Smoking has been a prevalent part of human culture for centuries, with a rich and complex history. Despite the well-documented health risks associated with tobacco use, smoking continues to be a widespread global phenomenon. This article explores the multifaceted world of smokers, shedding light on the various aspects of smoking culture, its evolution, and the challenges it poses to public health.
The Historical Context
Smoking tobacco can be traced back to ancient civilizations, where it held ceremonial, medicinal, and social significance. Native American tribes, for instance, used tobacco in rituals and as a form of communication with the spiritual realm. European explorers introduced tobacco to the Old World in the 16th century, leading to its widespread adoption and commercialization.
The 20th Century: The Rise of the Cigarette
While various forms of tobacco consumption existed, it was the cigarette that truly revolutionized smoking in the 20th century. Cigarettes became widely available, affordable, and convenient, leading to a sharp increase in smoking rates. Tobacco companies capitalized on this trend through aggressive marketing campaigns, associating smoking with notions of sophistication, freedom, and success. Iconic figures like the Marlboro Man and slogans like “Smokers World” became deeply embedded in popular culture.
The Health Conundrum
The 1960s brought about a significant turning point in the smoking world when the harmful health effects of smoking, particularly the link between smoking and lung cancer, were conclusively established. This revelation triggered public health campaigns, legal battles, and significant changes in smoking regulations.
Despite widespread knowledge about the dangers of smoking, the addictive nature of nicotine and cultural factors have maintained a substantial smoker population worldwide.
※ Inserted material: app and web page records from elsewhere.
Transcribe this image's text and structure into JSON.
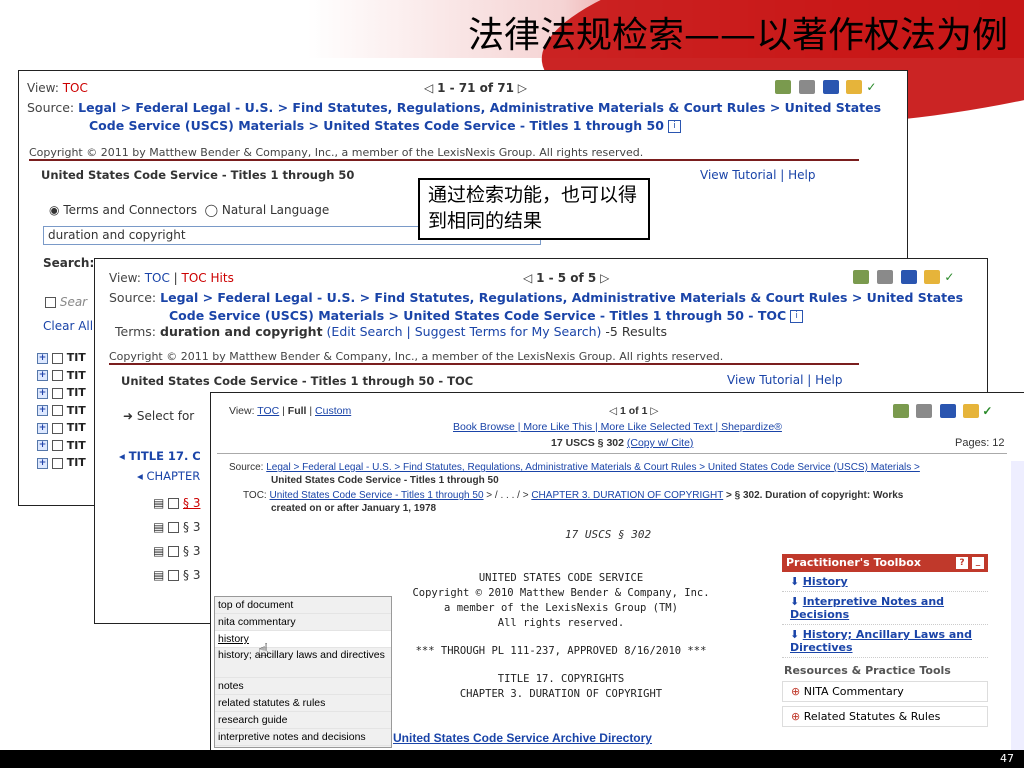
{
  "slide": {
    "title": "法律法规检索——以著作权法为例",
    "page_number": "47",
    "callout": "通过检索功能，也可以得到相同的结果"
  },
  "shot1": {
    "view_label": "View:",
    "view_value": "TOC",
    "pager": "1 - 71 of 71",
    "source_label": "Source:",
    "source_path_line1": "Legal > Federal Legal - U.S. > Find Statutes, Regulations, Administrative Materials & Court Rules > United States",
    "source_path_line2": "Code Service (USCS) Materials > United States Code Service - Titles 1 through 50",
    "copyright": "Copyright © 2011 by Matthew Bender & Company, Inc., a member of the LexisNexis Group. All rights reserved.",
    "header_title": "United States Code Service - Titles 1 through 50",
    "tutorial_link": "View Tutorial",
    "help_link": "Help",
    "radio1": "Terms and Connectors",
    "radio2": "Natural Language",
    "search_value": "duration and copyright",
    "search_label": "Search:",
    "sear_text": "Sear",
    "clear_text": "Clear All",
    "toc_rows": [
      "TIT",
      "TIT",
      "TIT",
      "TIT",
      "TIT",
      "TIT",
      "TIT"
    ]
  },
  "shot2": {
    "view_label": "View:",
    "view_toc": "TOC",
    "view_hits": "TOC Hits",
    "pager": "1 - 5 of 5",
    "source_label": "Source:",
    "source_path_line1": "Legal > Federal Legal - U.S. > Find Statutes, Regulations, Administrative Materials & Court Rules > United States",
    "source_path_line2": "Code Service (USCS) Materials > United States Code Service - Titles 1 through 50 - TOC",
    "terms_label": "Terms:",
    "terms_value": "duration and copyright",
    "edit_search": "(Edit Search | Suggest Terms for My Search)",
    "results": "-5 Results",
    "copyright": "Copyright © 2011 by Matthew Bender & Company, Inc., a member of the LexisNexis Group. All rights reserved.",
    "header_title": "United States Code Service - Titles 1 through 50 - TOC",
    "tutorial_link": "View Tutorial",
    "help_link": "Help",
    "select_for": "Select for",
    "title17": "TITLE 17. C",
    "chapter": "CHAPTER",
    "sections": [
      "§ 3",
      "§ 3",
      "§ 3",
      "§ 3"
    ]
  },
  "shot3": {
    "view_label": "View:",
    "view_toc": "TOC",
    "view_full": "Full",
    "view_custom": "Custom",
    "pager": "1 of 1",
    "links_line": "Book Browse | More Like This | More Like Selected Text | Shepardize®",
    "cite": "17 USCS § 302",
    "copy_cite": "(Copy w/ Cite)",
    "pages": "Pages: 12",
    "source_label": "Source:",
    "source_path": "Legal > Federal Legal - U.S. > Find Statutes, Regulations, Administrative Materials & Court Rules > United States Code Service (USCS) Materials >",
    "source_path2": "United States Code Service - Titles 1 through 50",
    "toc_label": "TOC:",
    "toc_path1": "United States Code Service - Titles 1 through 50",
    "toc_path_mid": "> / . . . / > ",
    "toc_chapter": "CHAPTER 3. DURATION OF COPYRIGHT",
    "toc_path_end": "> § 302. Duration of copyright: Works",
    "toc_path2": "created on or after January 1, 1978",
    "doc_cite": "17 USCS § 302",
    "body_lines": [
      "UNITED STATES CODE SERVICE",
      "Copyright © 2010 Matthew Bender & Company, Inc.",
      "a member of the LexisNexis Group (TM)",
      "All rights reserved.",
      "*** THROUGH PL 111-237, APPROVED 8/16/2010 ***",
      "TITLE 17. COPYRIGHTS",
      "CHAPTER 3. DURATION OF COPYRIGHT"
    ],
    "archive_link": "United States Code Service Archive Directory",
    "toolbox_title": "Practitioner's Toolbox",
    "toolbox_items": [
      "History",
      "Interpretive Notes and Decisions",
      "History; Ancillary Laws and Directives"
    ],
    "resources_title": "Resources & Practice Tools",
    "resources_items": [
      "NITA Commentary",
      "Related Statutes & Rules"
    ]
  },
  "menu": {
    "items": [
      "top of document",
      "nita commentary",
      "history",
      "history; ancillary laws and directives",
      "notes",
      "related statutes & rules",
      "research guide",
      "interpretive notes and decisions"
    ]
  },
  "colors": {
    "accent_red": "#c81818",
    "link_blue": "#1a44a8",
    "divider": "#7a1e1e"
  }
}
Quitting smoking is a formidable challenge for many individuals due to both the physical addiction and the psychological associations tied to it.
The Changing Landscape
In recent decades, smoking culture has undergone significant transformations. Public smoking bans, restrictions on advertising, and graphic warning labels on cigarette packs have contributed to a decline in smoking rates in some countries. Smoking has become less socially acceptable, with more emphasis on healthy lifestyles.
Within the broader smoking culture, various subcultures exist. Cigar aficionados appreciate the craftsmanship and flavors of premium cigars. Pipe smokers often savor the ritualistic aspects of packing and lighting their pipes.